Species range provided by WWF's Wildfinder.

The Oystercatcher can be found in a number of locations including: Africa, Asia, China, Europe, Indian subcontinent, Mediterranean, Russia, United Kingdom, Wales, Ynys-hir nature reserve. Find out more about these places and what else lives there.


The following habitats are found across the Oystercatcher distribution range. Find out more about these environments, what it takes to live there and what else inhabits them.

Additional data source: Animal Diversity Web

Conservation Status

Least Concern

  1. EX - Extinct
  2. EW
  3. CR - Threatened
  4. EN - Threatened
  5. VU - Threatened
  6. NT
  7. LC - Least concern

Year assessed: 2009

Classified by: IUCN 3.1

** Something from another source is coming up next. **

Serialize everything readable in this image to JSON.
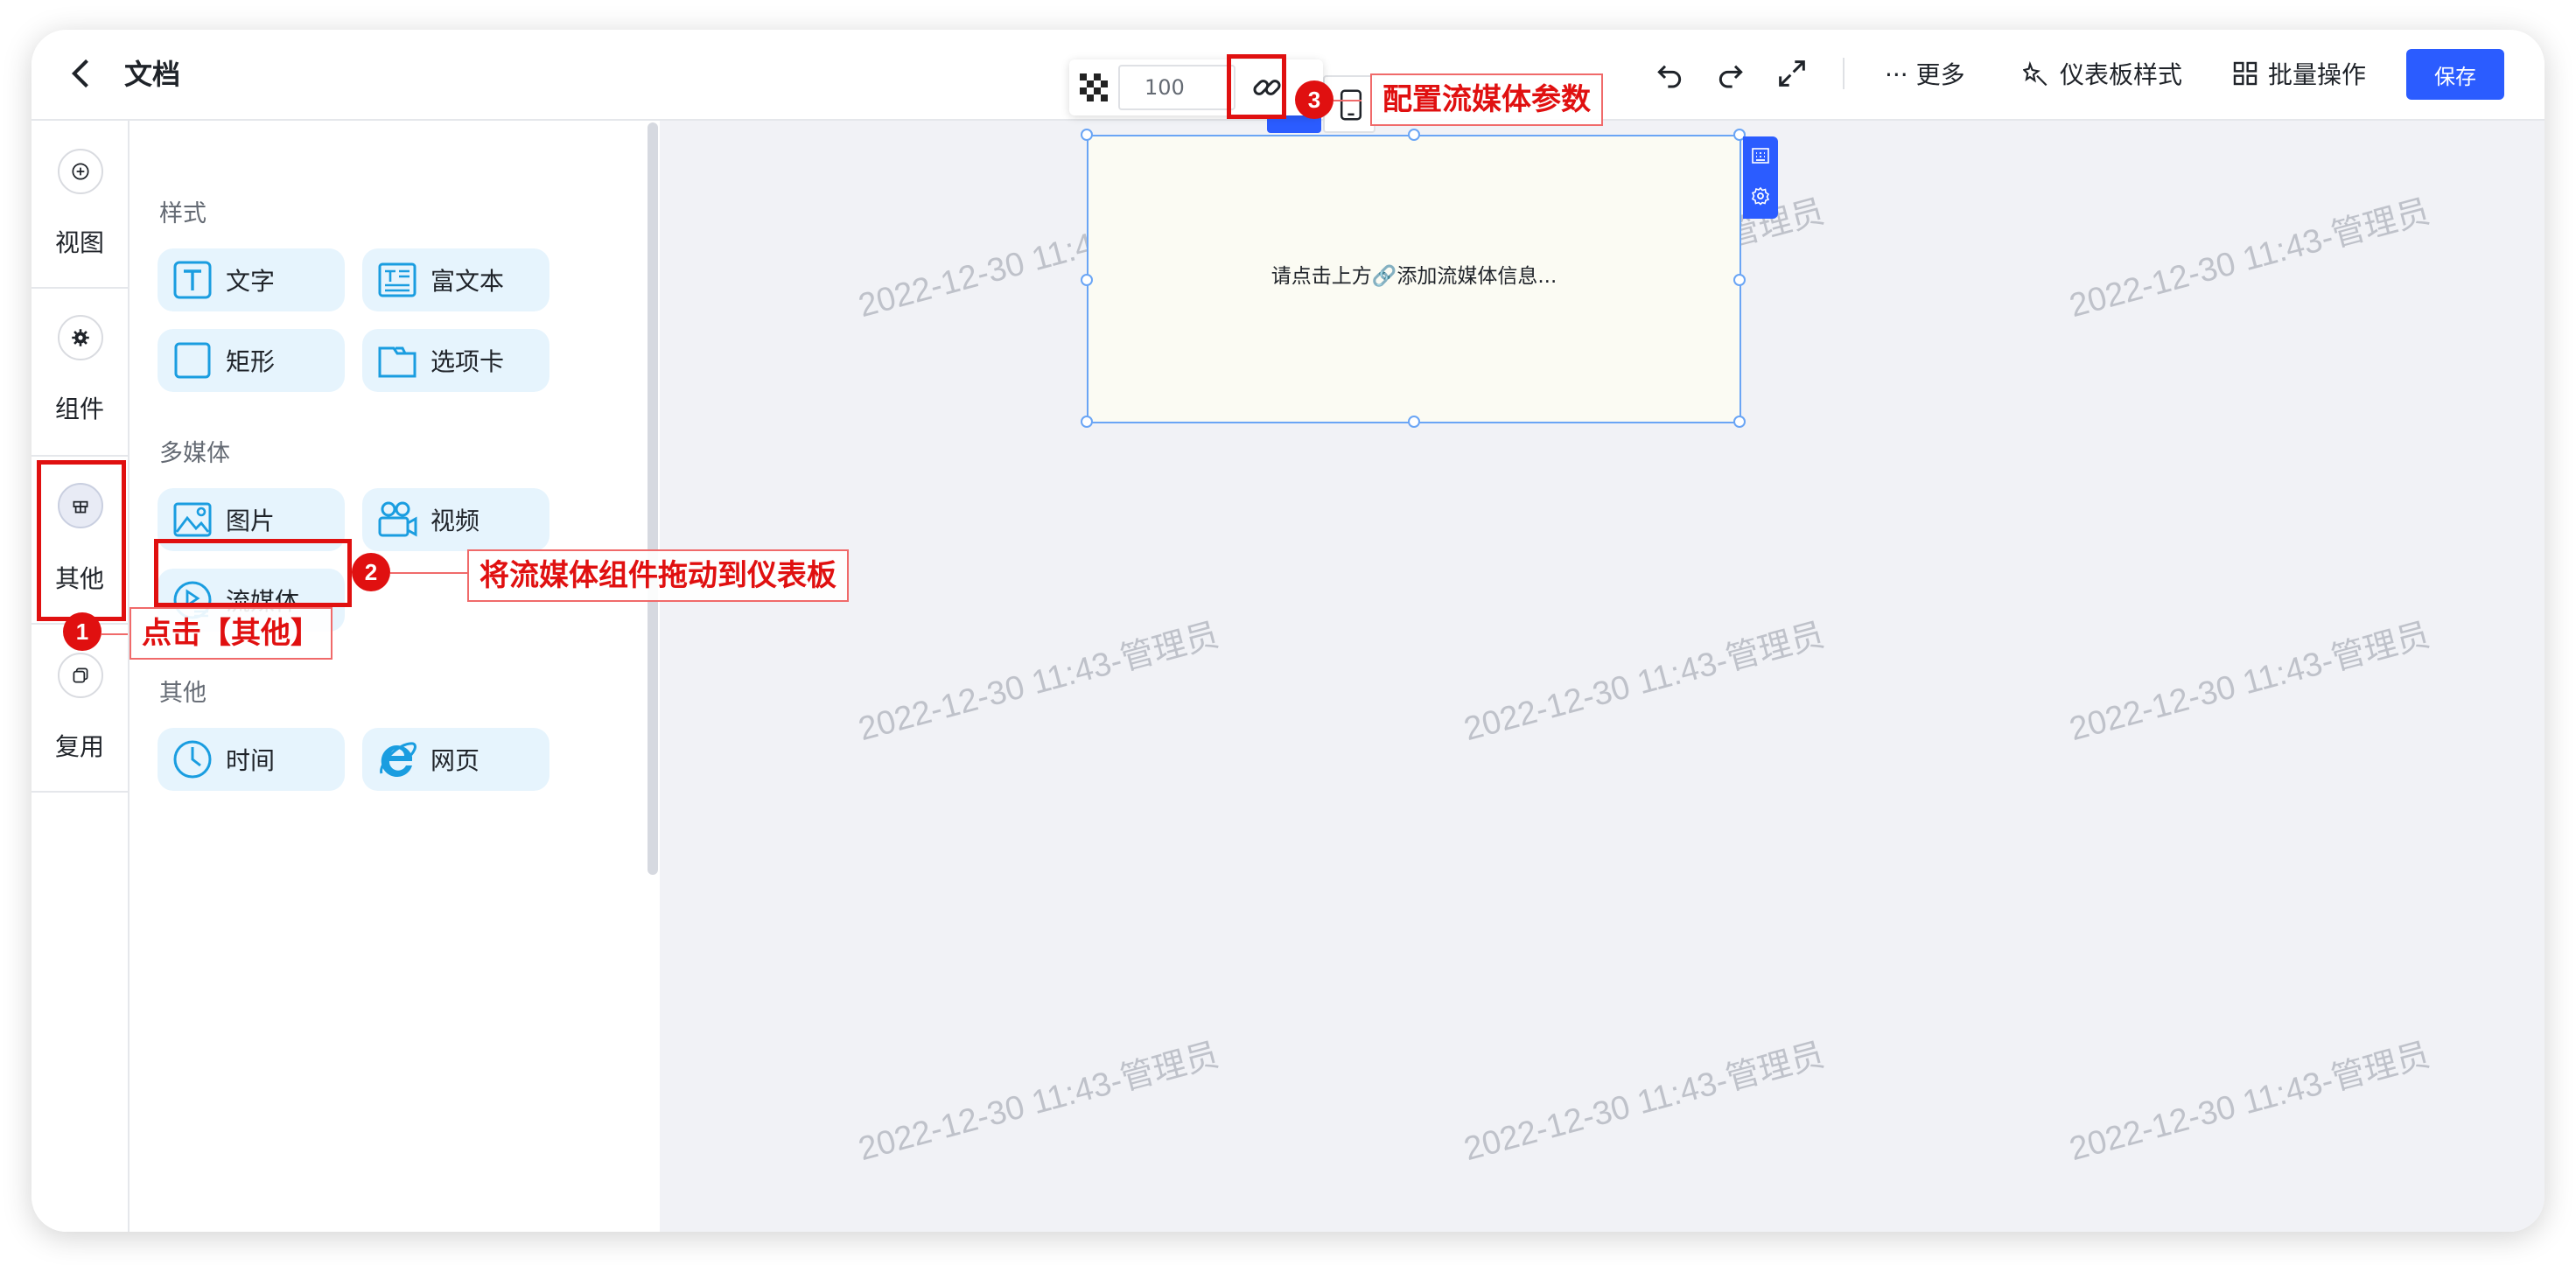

  1. Life
  2. Animals
  3. Vertebrates
  4. Birds
  5. Shorebirds
  6. Haematopodidae
  7. Haematopus
  8. Oystercatcher